The records that follow must be printed exactly as they are.

Element data from apps and pages
..............................

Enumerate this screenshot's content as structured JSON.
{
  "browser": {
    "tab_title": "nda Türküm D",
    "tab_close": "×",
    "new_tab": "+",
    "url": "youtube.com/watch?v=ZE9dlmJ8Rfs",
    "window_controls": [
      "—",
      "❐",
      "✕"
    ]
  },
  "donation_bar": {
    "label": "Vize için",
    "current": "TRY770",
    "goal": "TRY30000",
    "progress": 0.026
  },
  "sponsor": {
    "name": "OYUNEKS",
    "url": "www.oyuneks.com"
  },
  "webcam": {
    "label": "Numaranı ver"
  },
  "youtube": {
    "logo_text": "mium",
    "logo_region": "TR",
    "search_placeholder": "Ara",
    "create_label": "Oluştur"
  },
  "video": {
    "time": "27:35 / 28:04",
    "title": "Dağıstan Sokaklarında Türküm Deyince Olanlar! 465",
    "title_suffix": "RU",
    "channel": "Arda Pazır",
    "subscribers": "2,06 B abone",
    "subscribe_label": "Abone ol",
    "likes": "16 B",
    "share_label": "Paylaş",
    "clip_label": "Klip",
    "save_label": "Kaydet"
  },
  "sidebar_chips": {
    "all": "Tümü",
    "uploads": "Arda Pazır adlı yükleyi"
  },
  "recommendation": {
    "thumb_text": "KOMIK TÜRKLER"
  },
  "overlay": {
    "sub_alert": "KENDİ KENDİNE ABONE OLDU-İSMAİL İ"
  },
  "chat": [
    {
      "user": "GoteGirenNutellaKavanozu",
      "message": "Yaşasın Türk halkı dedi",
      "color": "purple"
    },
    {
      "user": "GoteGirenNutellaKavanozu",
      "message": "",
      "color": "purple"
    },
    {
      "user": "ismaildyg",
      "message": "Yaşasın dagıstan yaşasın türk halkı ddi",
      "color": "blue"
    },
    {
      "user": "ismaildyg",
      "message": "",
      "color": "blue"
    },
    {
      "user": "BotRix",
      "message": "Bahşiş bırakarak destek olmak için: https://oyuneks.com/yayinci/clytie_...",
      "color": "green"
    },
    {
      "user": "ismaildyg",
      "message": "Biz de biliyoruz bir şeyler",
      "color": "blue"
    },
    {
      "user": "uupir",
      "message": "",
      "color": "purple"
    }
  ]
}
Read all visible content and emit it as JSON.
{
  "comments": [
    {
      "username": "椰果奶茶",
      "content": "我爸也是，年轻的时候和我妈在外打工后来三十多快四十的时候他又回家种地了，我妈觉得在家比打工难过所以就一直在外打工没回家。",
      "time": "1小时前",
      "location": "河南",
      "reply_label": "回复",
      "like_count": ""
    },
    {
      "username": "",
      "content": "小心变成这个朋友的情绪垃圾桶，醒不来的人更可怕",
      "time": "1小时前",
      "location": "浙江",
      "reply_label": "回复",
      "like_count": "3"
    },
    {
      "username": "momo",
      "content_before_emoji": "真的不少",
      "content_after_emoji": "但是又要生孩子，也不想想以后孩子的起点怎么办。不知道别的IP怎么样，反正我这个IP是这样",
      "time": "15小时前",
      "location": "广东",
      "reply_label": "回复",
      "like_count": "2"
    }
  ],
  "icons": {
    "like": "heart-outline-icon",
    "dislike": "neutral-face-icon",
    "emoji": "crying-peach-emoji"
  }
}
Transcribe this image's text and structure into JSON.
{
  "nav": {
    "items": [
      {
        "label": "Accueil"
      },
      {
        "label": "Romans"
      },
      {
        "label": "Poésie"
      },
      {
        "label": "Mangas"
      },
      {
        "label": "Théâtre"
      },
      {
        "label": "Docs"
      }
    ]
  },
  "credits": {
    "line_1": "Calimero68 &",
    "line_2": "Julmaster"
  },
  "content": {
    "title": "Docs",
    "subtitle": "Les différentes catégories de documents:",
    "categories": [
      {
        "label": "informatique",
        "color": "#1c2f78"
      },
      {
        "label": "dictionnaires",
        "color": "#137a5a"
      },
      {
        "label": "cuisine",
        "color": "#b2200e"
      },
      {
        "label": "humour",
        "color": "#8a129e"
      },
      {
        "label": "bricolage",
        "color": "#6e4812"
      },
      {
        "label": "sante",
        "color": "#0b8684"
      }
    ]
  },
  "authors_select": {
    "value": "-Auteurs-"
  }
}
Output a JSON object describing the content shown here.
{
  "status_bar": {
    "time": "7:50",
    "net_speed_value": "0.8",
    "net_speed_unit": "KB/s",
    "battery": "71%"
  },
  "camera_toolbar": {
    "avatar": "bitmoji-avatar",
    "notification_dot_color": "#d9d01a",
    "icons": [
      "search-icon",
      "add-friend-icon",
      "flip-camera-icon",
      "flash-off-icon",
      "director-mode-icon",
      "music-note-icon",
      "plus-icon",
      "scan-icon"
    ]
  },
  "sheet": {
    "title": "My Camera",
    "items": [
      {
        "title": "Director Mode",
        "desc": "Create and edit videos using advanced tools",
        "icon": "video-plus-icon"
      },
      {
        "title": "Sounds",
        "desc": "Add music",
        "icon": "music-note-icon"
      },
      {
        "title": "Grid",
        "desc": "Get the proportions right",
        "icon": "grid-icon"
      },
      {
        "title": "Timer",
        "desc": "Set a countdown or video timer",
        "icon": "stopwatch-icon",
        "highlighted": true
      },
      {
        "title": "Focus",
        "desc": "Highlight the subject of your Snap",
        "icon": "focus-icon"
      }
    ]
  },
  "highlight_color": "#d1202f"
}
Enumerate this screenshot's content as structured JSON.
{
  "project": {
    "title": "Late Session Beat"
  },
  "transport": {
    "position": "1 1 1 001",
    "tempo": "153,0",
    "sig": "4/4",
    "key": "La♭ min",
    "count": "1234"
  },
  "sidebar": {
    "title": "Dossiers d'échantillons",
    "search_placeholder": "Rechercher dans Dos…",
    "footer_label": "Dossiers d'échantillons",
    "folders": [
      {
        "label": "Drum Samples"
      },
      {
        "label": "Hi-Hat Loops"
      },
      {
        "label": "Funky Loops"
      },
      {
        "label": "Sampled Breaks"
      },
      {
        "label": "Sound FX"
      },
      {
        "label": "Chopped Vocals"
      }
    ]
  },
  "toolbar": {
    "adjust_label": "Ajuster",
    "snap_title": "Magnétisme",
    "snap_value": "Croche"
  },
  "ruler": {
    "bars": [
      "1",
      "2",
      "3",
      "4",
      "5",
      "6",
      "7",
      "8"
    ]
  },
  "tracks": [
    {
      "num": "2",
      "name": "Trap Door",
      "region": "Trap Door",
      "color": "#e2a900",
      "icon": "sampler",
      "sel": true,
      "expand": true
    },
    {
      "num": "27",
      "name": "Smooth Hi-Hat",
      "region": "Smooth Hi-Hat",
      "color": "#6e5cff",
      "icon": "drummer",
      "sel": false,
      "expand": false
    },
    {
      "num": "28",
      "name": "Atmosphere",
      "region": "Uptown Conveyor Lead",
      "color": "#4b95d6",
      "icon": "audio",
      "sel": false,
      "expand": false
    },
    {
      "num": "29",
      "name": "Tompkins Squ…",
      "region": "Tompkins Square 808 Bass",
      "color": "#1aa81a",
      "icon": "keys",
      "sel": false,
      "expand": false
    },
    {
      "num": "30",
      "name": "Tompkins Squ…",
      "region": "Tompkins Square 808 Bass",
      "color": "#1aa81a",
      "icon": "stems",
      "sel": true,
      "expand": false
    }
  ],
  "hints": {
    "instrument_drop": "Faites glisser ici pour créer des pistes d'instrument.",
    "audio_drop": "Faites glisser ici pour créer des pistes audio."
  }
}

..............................

▶ [Reply]:
Enumerate this screenshot's content as structured JSON.
{
  "browser": {
    "tab_title": "nda Türküm D",
    "tab_close": "×",
    "new_tab": "+",
    "url": "youtube.com/watch?v=ZE9dlmJ8Rfs",
    "window_controls": [
      "—",
      "❐",
      "✕"
    ]
  },
  "donation_bar": {
    "label": "Vize için",
    "current": "TRY770",
    "goal": "TRY30000",
    "progress": 0.026
  },
  "sponsor": {
    "name": "OYUNEKS",
    "url": "www.oyuneks.com"
  },
  "webcam": {
    "label": "Numaranı ver"
  },
  "youtube": {
    "logo_text": "mium",
    "logo_region": "TR",
    "search_placeholder": "Ara",
    "create_label": "Oluştur"
  },
  "video": {
    "time": "27:35 / 28:04",
    "title": "Dağıstan Sokaklarında Türküm Deyince Olanlar! 465",
    "title_suffix": "RU",
    "channel": "Arda Pazır",
    "subscribers": "2,06 B abone",
    "subscribe_label": "Abone ol",
    "likes": "16 B",
    "share_label": "Paylaş",
    "clip_label": "Klip",
    "save_label": "Kaydet"
  },
  "sidebar_chips": {
    "all": "Tümü",
    "uploads": "Arda Pazır adlı yükleyi"
  },
  "recommendation": {
    "thumb_text": "KOMIK TÜRKLER"
  },
  "overlay": {
    "sub_alert": "KENDİ KENDİNE ABONE OLDU-İSMAİL İ"
  },
  "chat": [
    {
      "user": "GoteGirenNutellaKavanozu",
      "message": "Yaşasın Türk halkı dedi",
      "color": "purple"
    },
    {
      "user": "GoteGirenNutellaKavanozu",
      "message": "",
      "color": "purple"
    },
    {
      "user": "ismaildyg",
      "message": "Yaşasın dagıstan yaşasın türk halkı ddi",
      "color": "blue"
    },
    {
      "user": "ismaildyg",
      "message": "",
      "color": "blue"
    },
    {
      "user": "BotRix",
      "message": "Bahşiş bırakarak destek olmak için: https://oyuneks.com/yayinci/clytie_...",
      "color": "green"
    },
    {
      "user": "ismaildyg",
      "message": "Biz de biliyoruz bir şeyler",
      "color": "blue"
    },
    {
      "user": "uupir",
      "message": "",
      "color": "purple"
    }
  ]
}
Read all visible content and emit it as JSON.
{
  "comments": [
    {
      "username": "椰果奶茶",
      "content": "我爸也是，年轻的时候和我妈在外打工后来三十多快四十的时候他又回家种地了，我妈觉得在家比打工难过所以就一直在外打工没回家。",
      "time": "1小时前",
      "location": "河南",
      "reply_label": "回复",
      "like_count": ""
    },
    {
      "username": "",
      "content": "小心变成这个朋友的情绪垃圾桶，醒不来的人更可怕",
      "time": "1小时前",
      "location": "浙江",
      "reply_label": "回复",
      "like_count": "3"
    },
    {
      "username": "momo",
      "content_before_emoji": "真的不少",
      "content_after_emoji": "但是又要生孩子，也不想想以后孩子的起点怎么办。不知道别的IP怎么样，反正我这个IP是这样",
      "time": "15小时前",
      "location": "广东",
      "reply_label": "回复",
      "like_count": "2"
    }
  ],
  "icons": {
    "like": "heart-outline-icon",
    "dislike": "neutral-face-icon",
    "emoji": "crying-peach-emoji"
  }
}
Transcribe this image's text and structure into JSON.
{
  "nav": {
    "items": [
      {
        "label": "Accueil"
      },
      {
        "label": "Romans"
      },
      {
        "label": "Poésie"
      },
      {
        "label": "Mangas"
      },
      {
        "label": "Théâtre"
      },
      {
        "label": "Docs"
      }
    ]
  },
  "credits": {
    "line_1": "Calimero68 &",
    "line_2": "Julmaster"
  },
  "content": {
    "title": "Docs",
    "subtitle": "Les différentes catégories de documents:",
    "categories": [
      {
        "label": "informatique",
        "color": "#1c2f78"
      },
      {
        "label": "dictionnaires",
        "color": "#137a5a"
      },
      {
        "label": "cuisine",
        "color": "#b2200e"
      },
      {
        "label": "humour",
        "color": "#8a129e"
      },
      {
        "label": "bricolage",
        "color": "#6e4812"
      },
      {
        "label": "sante",
        "color": "#0b8684"
      }
    ]
  },
  "authors_select": {
    "value": "-Auteurs-"
  }
}
Output a JSON object describing the content shown here.
{
  "status_bar": {
    "time": "7:50",
    "net_speed_value": "0.8",
    "net_speed_unit": "KB/s",
    "battery": "71%"
  },
  "camera_toolbar": {
    "avatar": "bitmoji-avatar",
    "notification_dot_color": "#d9d01a",
    "icons": [
      "search-icon",
      "add-friend-icon",
      "flip-camera-icon",
      "flash-off-icon",
      "director-mode-icon",
      "music-note-icon",
      "plus-icon",
      "scan-icon"
    ]
  },
  "sheet": {
    "title": "My Camera",
    "items": [
      {
        "title": "Director Mode",
        "desc": "Create and edit videos using advanced tools",
        "icon": "video-plus-icon"
      },
      {
        "title": "Sounds",
        "desc": "Add music",
        "icon": "music-note-icon"
      },
      {
        "title": "Grid",
        "desc": "Get the proportions right",
        "icon": "grid-icon"
      },
      {
        "title": "Timer",
        "desc": "Set a countdown or video timer",
        "icon": "stopwatch-icon",
        "highlighted": true
      },
      {
        "title": "Focus",
        "desc": "Highlight the subject of your Snap",
        "icon": "focus-icon"
      }
    ]
  },
  "highlight_color": "#d1202f"
}
Enumerate this screenshot's content as structured JSON.
{
  "project": {
    "title": "Late Session Beat"
  },
  "transport": {
    "position": "1 1 1 001",
    "tempo": "153,0",
    "sig": "4/4",
    "key": "La♭ min",
    "count": "1234"
  },
  "sidebar": {
    "title": "Dossiers d'échantillons",
    "search_placeholder": "Rechercher dans Dos…",
    "footer_label": "Dossiers d'échantillons",
    "folders": [
      {
        "label": "Drum Samples"
      },
      {
        "label": "Hi-Hat Loops"
      },
      {
        "label": "Funky Loops"
      },
      {
        "label": "Sampled Breaks"
      },
      {
        "label": "Sound FX"
      },
      {
        "label": "Chopped Vocals"
      }
    ]
  },
  "toolbar": {
    "adjust_label": "Ajuster",
    "snap_title": "Magnétisme",
    "snap_value": "Croche"
  },
  "ruler": {
    "bars": [
      "1",
      "2",
      "3",
      "4",
      "5",
      "6",
      "7",
      "8"
    ]
  },
  "tracks": [
    {
      "num": "2",
      "name": "Trap Door",
      "region": "Trap Door",
      "color": "#e2a900",
      "icon": "sampler",
      "sel": true,
      "expand": true
    },
    {
      "num": "27",
      "name": "Smooth Hi-Hat",
      "region": "Smooth Hi-Hat",
      "color": "#6e5cff",
      "icon": "drummer",
      "sel": false,
      "expand": false
    },
    {
      "num": "28",
      "name": "Atmosphere",
      "region": "Uptown Conveyor Lead",
      "color": "#4b95d6",
      "icon": "audio",
      "sel": false,
      "expand": false
    },
    {
      "num": "29",
      "name": "Tompkins Squ…",
      "region": "Tompkins Square 808 Bass",
      "color": "#1aa81a",
      "icon": "keys",
      "sel": false,
      "expand": false
    },
    {
      "num": "30",
      "name": "Tompkins Squ…",
      "region": "Tompkins Square 808 Bass",
      "color": "#1aa81a",
      "icon": "stems",
      "sel": true,
      "expand": false
    }
  ],
  "hints": {
    "instrument_drop": "Faites glisser ici pour créer des pistes d'instrument.",
    "audio_drop": "Faites glisser ici pour créer des pistes audio."
  }
}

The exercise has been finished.